* [Task statement]:
Without including any picture, return the complete set of records exactly.

[Opening Provided material section]

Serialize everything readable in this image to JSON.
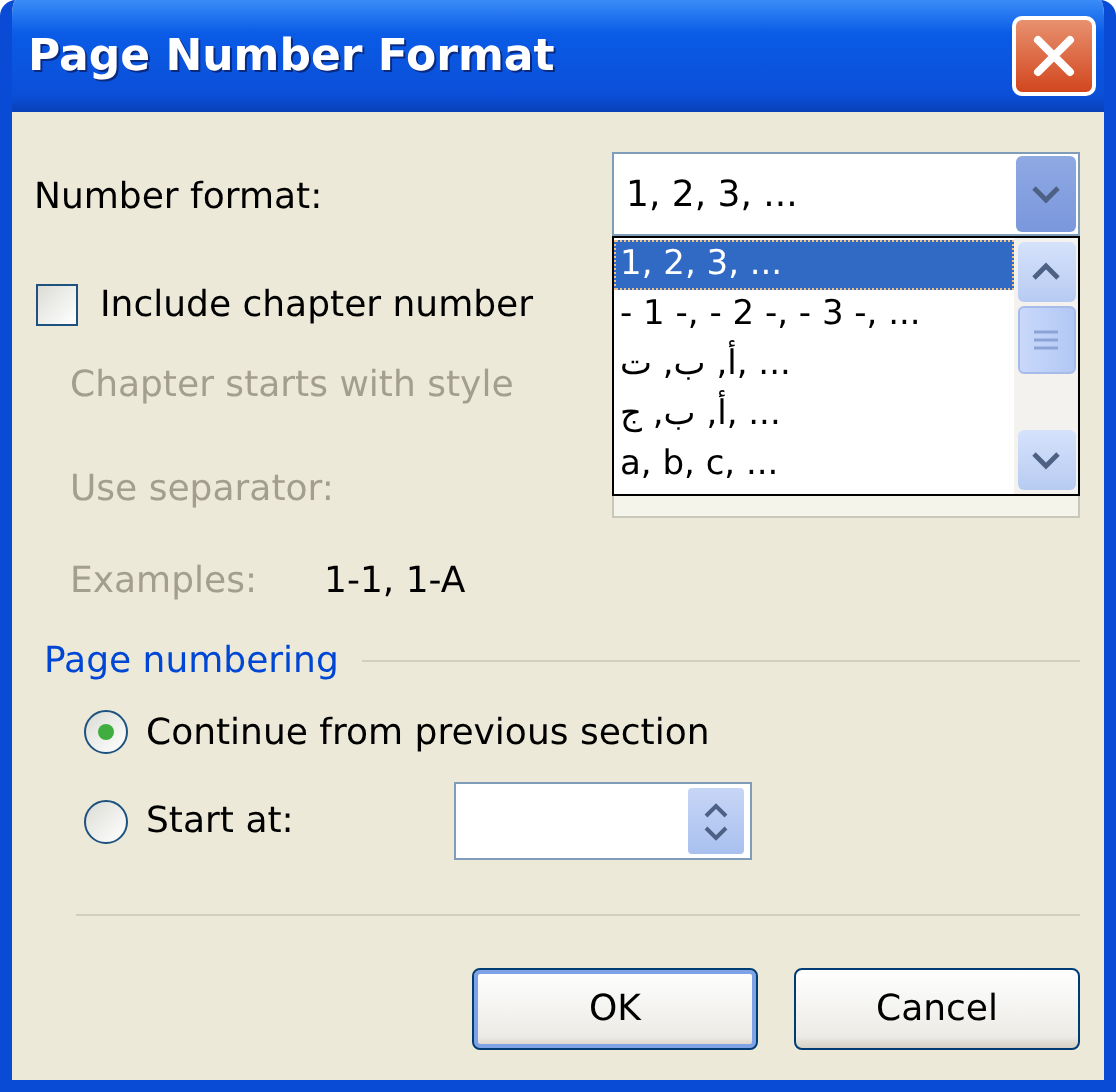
{
  "window": {
    "title": "Page Number Format"
  },
  "number_format": {
    "label": "Number format:",
    "value": "1, 2, 3, ...",
    "expanded": true,
    "options": [
      {
        "label": "1, 2, 3, ...",
        "selected": true
      },
      {
        "label": "- 1 -, - 2 -, - 3 -, ...",
        "selected": false
      },
      {
        "label": "أ, ب, ت, ...",
        "selected": false
      },
      {
        "label": "أ, ب, ج, ...",
        "selected": false
      },
      {
        "label": "a, b, c, ...",
        "selected": false
      }
    ]
  },
  "include_chapter": {
    "label": "Include chapter number",
    "checked": false
  },
  "chapter_style": {
    "label": "Chapter starts with style",
    "disabled": true
  },
  "separator": {
    "label": "Use separator:",
    "disabled": true
  },
  "examples": {
    "label": "Examples:",
    "value": "1-1, 1-A",
    "disabled": true
  },
  "page_numbering": {
    "title": "Page numbering",
    "options": [
      {
        "label": "Continue from previous section",
        "selected": true
      },
      {
        "label": "Start at:",
        "selected": false
      }
    ]
  },
  "buttons": [
    {
      "label": "OK",
      "default": true
    },
    {
      "label": "Cancel",
      "default": false
    }
  ]
}
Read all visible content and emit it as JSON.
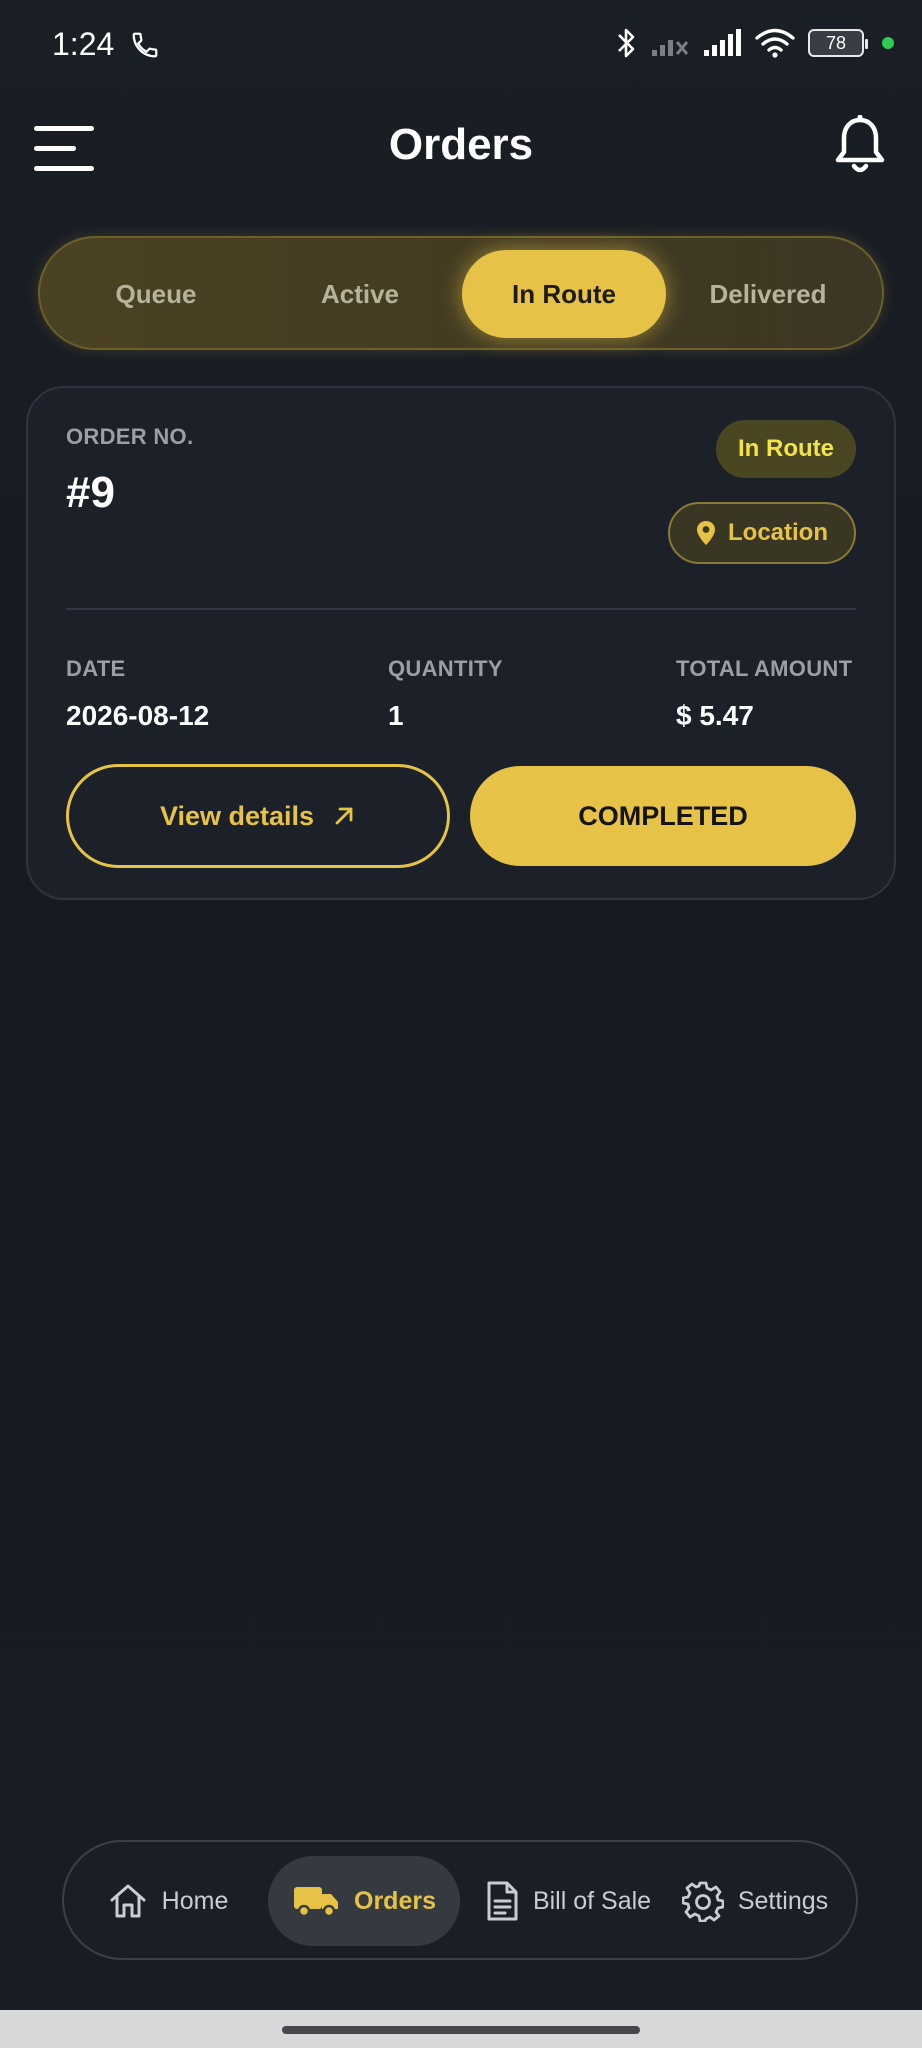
{
  "status_bar": {
    "time": "1:24",
    "battery": "78",
    "icons": [
      "phone-icon",
      "bluetooth-icon",
      "signal-off-icon",
      "signal-icon",
      "wifi-icon",
      "battery-icon"
    ]
  },
  "header": {
    "title": "Orders"
  },
  "tabs": [
    {
      "label": "Queue",
      "active": false
    },
    {
      "label": "Active",
      "active": false
    },
    {
      "label": "In Route",
      "active": true
    },
    {
      "label": "Delivered",
      "active": false
    }
  ],
  "order": {
    "order_no_label": "ORDER NO.",
    "order_no": "#9",
    "status": "In Route",
    "location_label": "Location",
    "date_label": "DATE",
    "date": "2026-08-12",
    "quantity_label": "QUANTITY",
    "quantity": "1",
    "total_label": "TOTAL AMOUNT",
    "total": "$ 5.47",
    "view_details_label": "View details",
    "completed_label": "COMPLETED"
  },
  "bottom_nav": [
    {
      "label": "Home",
      "icon": "home-icon",
      "active": false
    },
    {
      "label": "Orders",
      "icon": "truck-icon",
      "active": true
    },
    {
      "label": "Bill of Sale",
      "icon": "document-icon",
      "active": false
    },
    {
      "label": "Settings",
      "icon": "gear-icon",
      "active": false
    }
  ],
  "colors": {
    "accent": "#e6c347",
    "background": "#171b22",
    "card": "#1b2029",
    "status_text": "#f2e34a"
  }
}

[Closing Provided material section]

* [Solution to this task]:
Serialize everything readable in this image to JSON.
{
  "window": {
    "title": "Page Number Format"
  },
  "number_format": {
    "label": "Number format:",
    "value": "1, 2, 3, ...",
    "expanded": true,
    "options": [
      {
        "label": "1, 2, 3, ...",
        "selected": true
      },
      {
        "label": "- 1 -, - 2 -, - 3 -, ...",
        "selected": false
      },
      {
        "label": "أ, ب, ت, ...",
        "selected": false
      },
      {
        "label": "أ, ب, ج, ...",
        "selected": false
      },
      {
        "label": "a, b, c, ...",
        "selected": false
      }
    ]
  },
  "include_chapter": {
    "label": "Include chapter number",
    "checked": false
  },
  "chapter_style": {
    "label": "Chapter starts with style",
    "disabled": true
  },
  "separator": {
    "label": "Use separator:",
    "disabled": true
  },
  "examples": {
    "label": "Examples:",
    "value": "1-1, 1-A",
    "disabled": true
  },
  "page_numbering": {
    "title": "Page numbering",
    "options": [
      {
        "label": "Continue from previous section",
        "selected": true
      },
      {
        "label": "Start at:",
        "selected": false
      }
    ]
  },
  "buttons": [
    {
      "label": "OK",
      "default": true
    },
    {
      "label": "Cancel",
      "default": false
    }
  ]
}
Read all visible content and emit it as JSON.
{
  "status_bar": {
    "time": "1:24",
    "battery": "78",
    "icons": [
      "phone-icon",
      "bluetooth-icon",
      "signal-off-icon",
      "signal-icon",
      "wifi-icon",
      "battery-icon"
    ]
  },
  "header": {
    "title": "Orders"
  },
  "tabs": [
    {
      "label": "Queue",
      "active": false
    },
    {
      "label": "Active",
      "active": false
    },
    {
      "label": "In Route",
      "active": true
    },
    {
      "label": "Delivered",
      "active": false
    }
  ],
  "order": {
    "order_no_label": "ORDER NO.",
    "order_no": "#9",
    "status": "In Route",
    "location_label": "Location",
    "date_label": "DATE",
    "date": "2026-08-12",
    "quantity_label": "QUANTITY",
    "quantity": "1",
    "total_label": "TOTAL AMOUNT",
    "total": "$ 5.47",
    "view_details_label": "View details",
    "completed_label": "COMPLETED"
  },
  "bottom_nav": [
    {
      "label": "Home",
      "icon": "home-icon",
      "active": false
    },
    {
      "label": "Orders",
      "icon": "truck-icon",
      "active": true
    },
    {
      "label": "Bill of Sale",
      "icon": "document-icon",
      "active": false
    },
    {
      "label": "Settings",
      "icon": "gear-icon",
      "active": false
    }
  ],
  "colors": {
    "accent": "#e6c347",
    "background": "#171b22",
    "card": "#1b2029",
    "status_text": "#f2e34a"
  }
}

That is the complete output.